It is important for all of us to ensure that the assets we have accumulated over our lifetime are left for the benefit of those people or institutions we wish to support, and left in the way that is most beneficial to the recipient.
Your Will plays a large part in your estate distribution, so you need to make sure it is up to date, valid and correctly reflects your wishes. Having a well drafted and thought through Will can save your beneficiaries a lot of trouble and heartache.
Points to consider when drawing up your Will
- What do you own? And will these assets pass through your estate?
- Who will be the executor (personal representative) of your will?
- Who will be the guardian of your children?
- Who do you want to leave your estate too?
- Do you want your estate to go directly to your beneficiaries or will you use a Testamentary Trust?
What is a Testamentary Trust?

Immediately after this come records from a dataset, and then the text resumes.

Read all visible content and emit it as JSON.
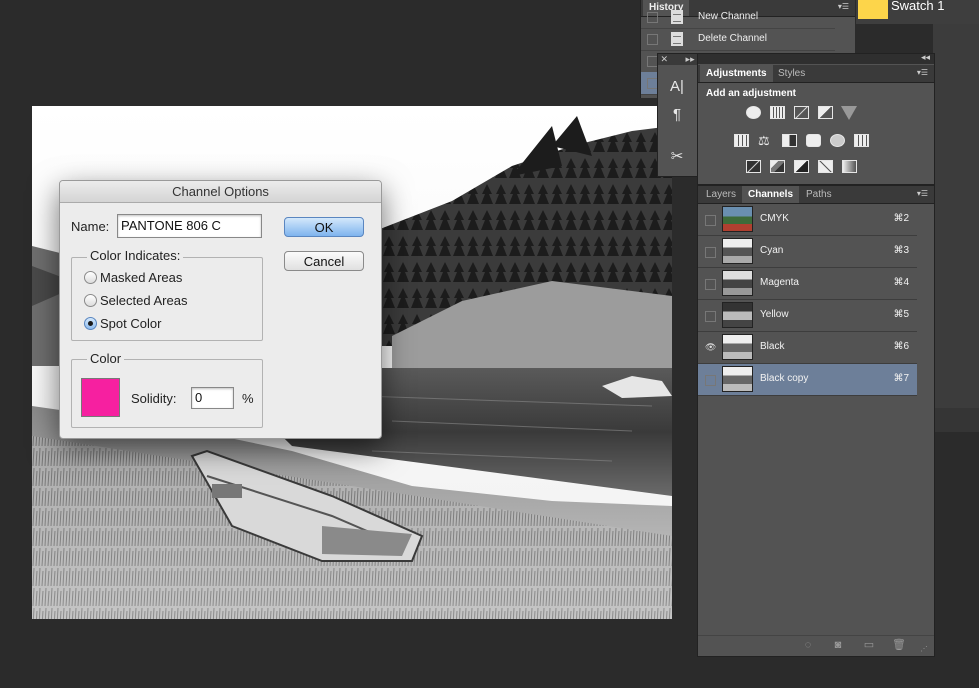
{
  "history": {
    "tab_label": "History",
    "rows": [
      {
        "label": "New Channel"
      },
      {
        "label": "Delete Channel"
      }
    ]
  },
  "swatches": {
    "label": "Swatch 1",
    "color": "#fdd54a"
  },
  "toolstrip": {
    "tools": [
      "character-icon",
      "paragraph-icon",
      "tool-presets-icon"
    ]
  },
  "adjustments": {
    "tabs": [
      "Adjustments",
      "Styles"
    ],
    "active_tab": "Adjustments",
    "heading": "Add an adjustment",
    "icons": [
      "brightness-contrast-icon",
      "levels-icon",
      "curves-icon",
      "exposure-icon",
      "vibrance-icon",
      "hue-saturation-icon",
      "color-balance-icon",
      "black-white-icon",
      "photo-filter-icon",
      "channel-mixer-icon",
      "color-lookup-icon",
      "invert-icon",
      "posterize-icon",
      "threshold-icon",
      "selective-color-icon",
      "gradient-map-icon"
    ]
  },
  "channels_panel": {
    "tabs": [
      "Layers",
      "Channels",
      "Paths"
    ],
    "active_tab": "Channels",
    "rows": [
      {
        "name": "CMYK",
        "shortcut": "⌘2",
        "visible": false,
        "selected": false,
        "thumb": "color"
      },
      {
        "name": "Cyan",
        "shortcut": "⌘3",
        "visible": false,
        "selected": false,
        "thumb": "gray"
      },
      {
        "name": "Magenta",
        "shortcut": "⌘4",
        "visible": false,
        "selected": false,
        "thumb": "gray"
      },
      {
        "name": "Yellow",
        "shortcut": "⌘5",
        "visible": false,
        "selected": false,
        "thumb": "dark"
      },
      {
        "name": "Black",
        "shortcut": "⌘6",
        "visible": true,
        "selected": false,
        "thumb": "gray"
      },
      {
        "name": "Black copy",
        "shortcut": "⌘7",
        "visible": false,
        "selected": true,
        "thumb": "gray"
      }
    ],
    "bottom_icons": [
      "load-selection-icon",
      "save-selection-icon",
      "new-channel-icon",
      "delete-channel-icon"
    ],
    "selected_color": "#6d7f99"
  },
  "dialog": {
    "title": "Channel Options",
    "name_label": "Name:",
    "name_value": "PANTONE 806 C",
    "ok_label": "OK",
    "cancel_label": "Cancel",
    "color_indicates_label": "Color Indicates:",
    "options": [
      {
        "label": "Masked Areas",
        "selected": false
      },
      {
        "label": "Selected Areas",
        "selected": false
      },
      {
        "label": "Spot Color",
        "selected": true
      }
    ],
    "color_group_label": "Color",
    "spot_color": "#f620a0",
    "solidity_label": "Solidity:",
    "solidity_value": "0",
    "percent_label": "%"
  }
}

This is a trust created in a person's Will, which is activated upon the death of that person. Instead of assets passing directly from one person to another, the assets are passed to the Testamentary Trust and then administered by the designated trustee - usually a family member, a trustee company, accountant or a solicitor. A Testamentary Trust has a number of benefits including:
- Asset protection
- Keeping assets within your family line
- Managing tax liabilities through income flexibility – The trustee of the Testamentary Trust can choose how to distribute income from year to year. This enables the trustee to take advantage of lower marginal rates of tax of one or more potential beneficiaries.
- Marginal rate of tax for minors – Minors qualify for tax concessions on income they receive from a testamentary trust.
Some items to consider outside your Will
- Superannuation – Is a Binding Death Benefit Nomination to the trustee of your superfund appropriate? If so, is this in favour of a particular beneficiary or your estate?
- Life insurance – Have you designated a beneficiary in your policy? If so these funds will not pass through probate.
- Owning property as Joint Tenants – If you own a property as a Joint Tenant, upon your death the surviving Joint Tenant(s) acquires the whole property automatically and as such the property does not pass through the estate.
- Small business or partnership – This may be subject to a buy/sell arrangement with the other partners. In these circumstances your share of the business may automatically pass to the remaining partners (usually in exchange for the proceeds).
- Power of Attorney/Enduring Guardianship – This is a legal document that appoints another person to make legal and/or medical decisions on your behalf. This power is particularly useful should something happen where you are temporarily unable to sign documents.
These are only a sample of considerations surrounding estate planning. Estate planning can be complex and it's a good idea to seek the professional advice and assistance of both a financial adviser who understands your affairs and a solicitor experienced in such matters.
Contact BLG Business Advisers online today or call (02) 4229 2211 to discuss your estate planning needs.